There were a ridiculous number of interesting wine stories this week. Is it the weather?
Gregory Dal Piaz wrote a thoughtful, in-depth article on old-vine Garnacha (a.k.a. Grenache) from the Cariñena region in Aragon in Spain. He admits he hasn’t ever liked Grenache, but this one got to him:
“But then there is this. Garnacha from Cariñena. It’s darkly fruited, of modest alcohol, if 13.5% can be considered modest, and of course with Grenache that is modest. It’s all complex, minerally, resplendently showing off its terroir, and surprising structured. In short it can make even the most die hard critic of Grenache stand up and take notice!”
Are you using a wine app? The Washington Post reviews and compares two leading apps, Delectable and Vivino to help you choose the best one for you. Although if you are using an Android device, this article isn’t necessary because Delectable isn’t available for Android (ahem).
More distressing news from France, where the Languedoc-Roussillon region has been hit by devastating hail, especially in appellations around Carcassonne such as Minervois and Corbières. The damage estimates are staggering.
“Bastards, renegades and traitors was what our noble friends in London called us,” says Adam Brett-Smith of Corney & Barrow. What did the wine merchant do to deserve that kind of censure?
In a bit of governmental silliness, a deal has been struck in the U.K. to limit the strength of house wine serves in pubs to 12.5% abv. Because, you know, wine drinkers are always the ones binge-drinking. And people actually drink the house wine in pubs. (No and no.)
The first Assyrtiko vines have been planted in the U.S. — in the frosty mountains of Tahoe National Forest. Yes, we thought the same thing.
An attempt to harvest groundwater for drought-stricken California has resulted in a cloud of herbicides floating into the Lodi region, endangering vines there.
“Bottle Shock: The Ups and Downs of Making Wine” is the story of Stephen Cronk, who left corporate London to become a négociant, buying and blending wine to create rosé under the Mirabeau brand. If you’ve ever entertained the fantasy of leaving your current job and moving to France to pursue a life of the vine, this is one more way to do it. Especially if you are not particularly green-fingered.
Wine-Searcher features a Q&A with winemaker Danilo Drocco of Fontanafredda in Barolo, including the changes he made over the years, his favourite foods to pair with Barolo, and wines he recommends from other Piemonte producers.
Grape Collective has published highlights of the Twitter SommChat with Master Sommelier (MS) Andy Myers of Washington DC’s CityZen in the Mandarin Oriental Hotel and drummer with metal band Fuchida.
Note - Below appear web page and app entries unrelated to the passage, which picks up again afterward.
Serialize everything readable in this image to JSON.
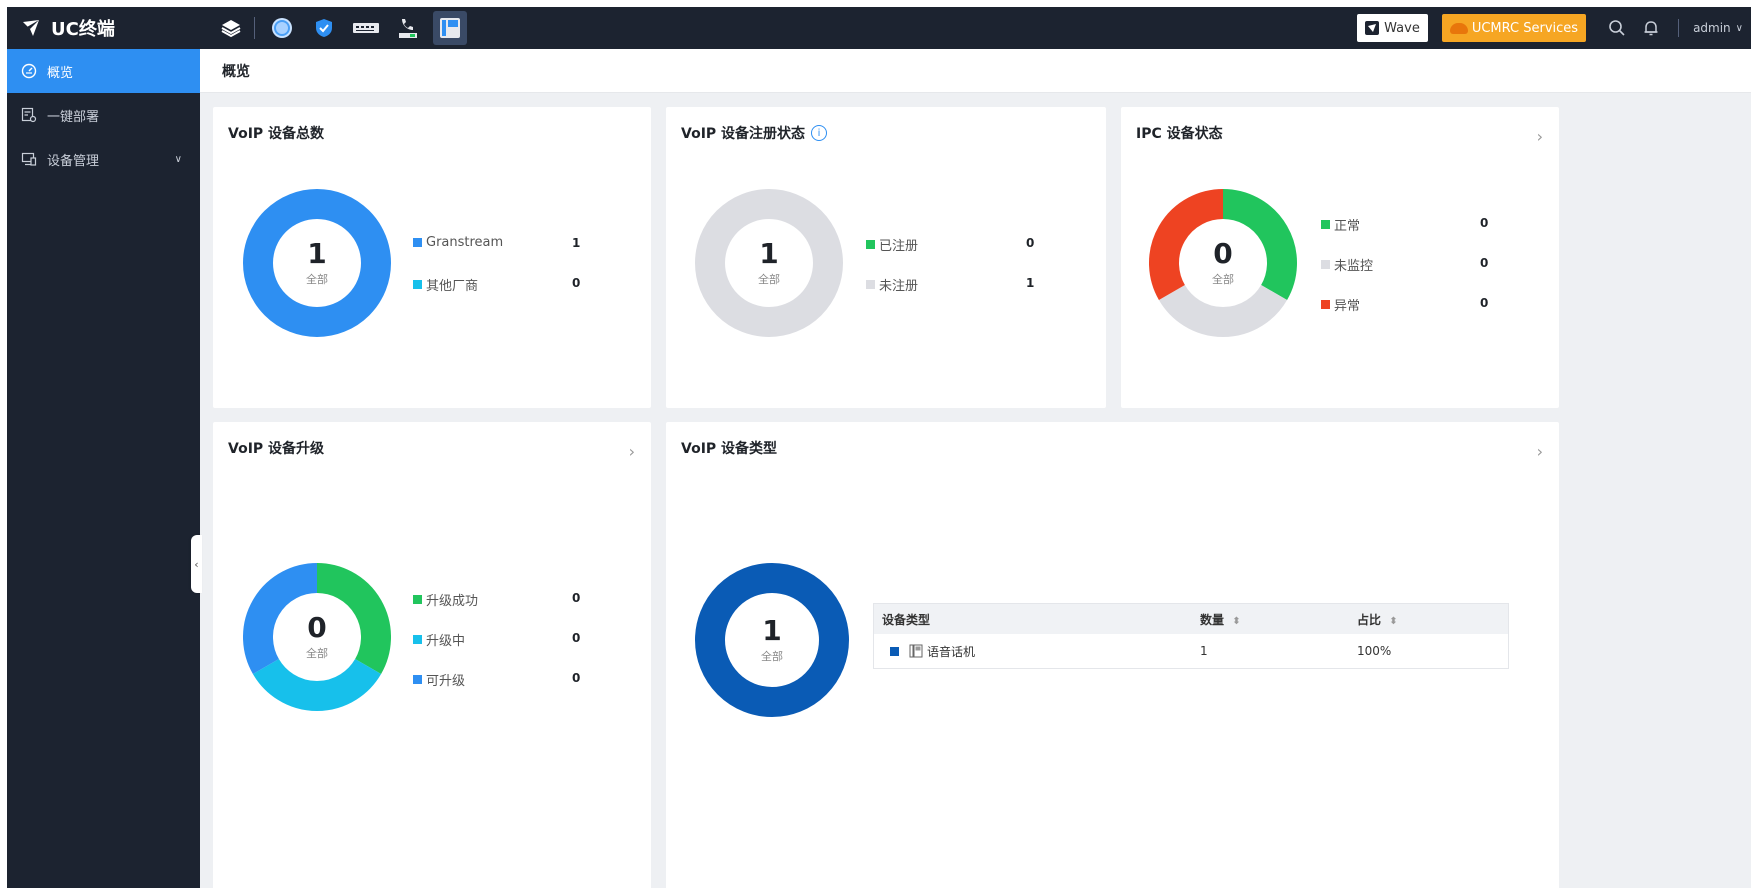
{
  "app": {
    "title": "UC终端"
  },
  "topbar": {
    "icons": [
      {
        "name": "layers-icon"
      },
      {
        "name": "globe-icon"
      },
      {
        "name": "shield-icon"
      },
      {
        "name": "switch-device-icon"
      },
      {
        "name": "phone-network-icon"
      },
      {
        "name": "desk-phone-icon",
        "active": true
      }
    ],
    "wave_label": "Wave",
    "ucm_label": "UCMRC Services",
    "user": "admin"
  },
  "sidebar": {
    "items": [
      {
        "label": "概览",
        "icon": "dashboard-icon",
        "active": true
      },
      {
        "label": "一键部署",
        "icon": "deploy-icon"
      },
      {
        "label": "设备管理",
        "icon": "device-manage-icon",
        "expandable": true
      }
    ]
  },
  "page": {
    "title": "概览"
  },
  "cards": {
    "voip_total": {
      "title": "VoIP 设备总数",
      "total": "1",
      "total_label": "全部",
      "legend": [
        {
          "label": "Granstream",
          "value": "1",
          "color": "#2e8ff2"
        },
        {
          "label": "其他厂商",
          "value": "0",
          "color": "#17c0eb"
        }
      ]
    },
    "voip_reg": {
      "title": "VoIP 设备注册状态",
      "total": "1",
      "total_label": "全部",
      "legend": [
        {
          "label": "已注册",
          "value": "0",
          "color": "#21c55d"
        },
        {
          "label": "未注册",
          "value": "1",
          "color": "#dcdde2"
        }
      ]
    },
    "ipc_status": {
      "title": "IPC 设备状态",
      "total": "0",
      "total_label": "全部",
      "legend": [
        {
          "label": "正常",
          "value": "0",
          "color": "#21c55d"
        },
        {
          "label": "未监控",
          "value": "0",
          "color": "#dcdde2"
        },
        {
          "label": "异常",
          "value": "0",
          "color": "#ee4322"
        }
      ]
    },
    "voip_upgrade": {
      "title": "VoIP 设备升级",
      "total": "0",
      "total_label": "全部",
      "legend": [
        {
          "label": "升级成功",
          "value": "0",
          "color": "#21c55d"
        },
        {
          "label": "升级中",
          "value": "0",
          "color": "#17c0eb"
        },
        {
          "label": "可升级",
          "value": "0",
          "color": "#2e8ff2"
        }
      ]
    },
    "voip_type": {
      "title": "VoIP 设备类型",
      "total": "1",
      "total_label": "全部",
      "table": {
        "headers": [
          "设备类型",
          "数量",
          "占比"
        ],
        "rows": [
          {
            "type": "语音话机",
            "count": "1",
            "ratio": "100%",
            "color": "#0a5bb5"
          }
        ]
      }
    }
  },
  "chart_data": [
    {
      "type": "pie",
      "title": "VoIP 设备总数",
      "categories": [
        "Granstream",
        "其他厂商"
      ],
      "values": [
        1,
        0
      ]
    },
    {
      "type": "pie",
      "title": "VoIP 设备注册状态",
      "categories": [
        "已注册",
        "未注册"
      ],
      "values": [
        0,
        1
      ]
    },
    {
      "type": "pie",
      "title": "IPC 设备状态",
      "categories": [
        "正常",
        "未监控",
        "异常"
      ],
      "values": [
        0,
        0,
        0
      ]
    },
    {
      "type": "pie",
      "title": "VoIP 设备升级",
      "categories": [
        "升级成功",
        "升级中",
        "可升级"
      ],
      "values": [
        0,
        0,
        0
      ]
    },
    {
      "type": "pie",
      "title": "VoIP 设备类型",
      "categories": [
        "语音话机"
      ],
      "values": [
        1
      ]
    }
  ]
}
As he says in the chat, he’s a man of “Subtlety in wine; Extremity in Music.”
The 2014 winners of the Wine Blog Awards have been announced. See who won big honours on the night.
You know you’ve always wanted to know more about the Kimmeridgian “as both a specific rock formation and a time horizon.” Feed your mind.
Crémant de Savoie has just become France’s newest AOC. It should be available for sale in December 2015.
Bordeaux Undiscovered profiles French Malbec. Are you only drinking Argentinian Malbec? You are missing out on Gouleyant Malbec, with its supple tannic structure and “flavours of blackcurrant, elderberry, plump raisin and black cherry with smoky notes of violets, cocoa and liquorice.”
A proposed tax hike on wholesale wine is threatening to put many small winemakers and grapegrowers out of business in Chile. While the government argues that the tax will fund educational initiatives about the perils of drinking, but with wine losing out to beer as the drink of choice in Chile these days, you have to question the wisdom of it.
There are some great summer recipes by Angela Harnett in this piece in the Guardian, with wine recommendations by Fiona Beckett.
And, finally, how about taking your picnic fare to another level? Let Catavino introduce you to the food and wine of a picnic in Portugal.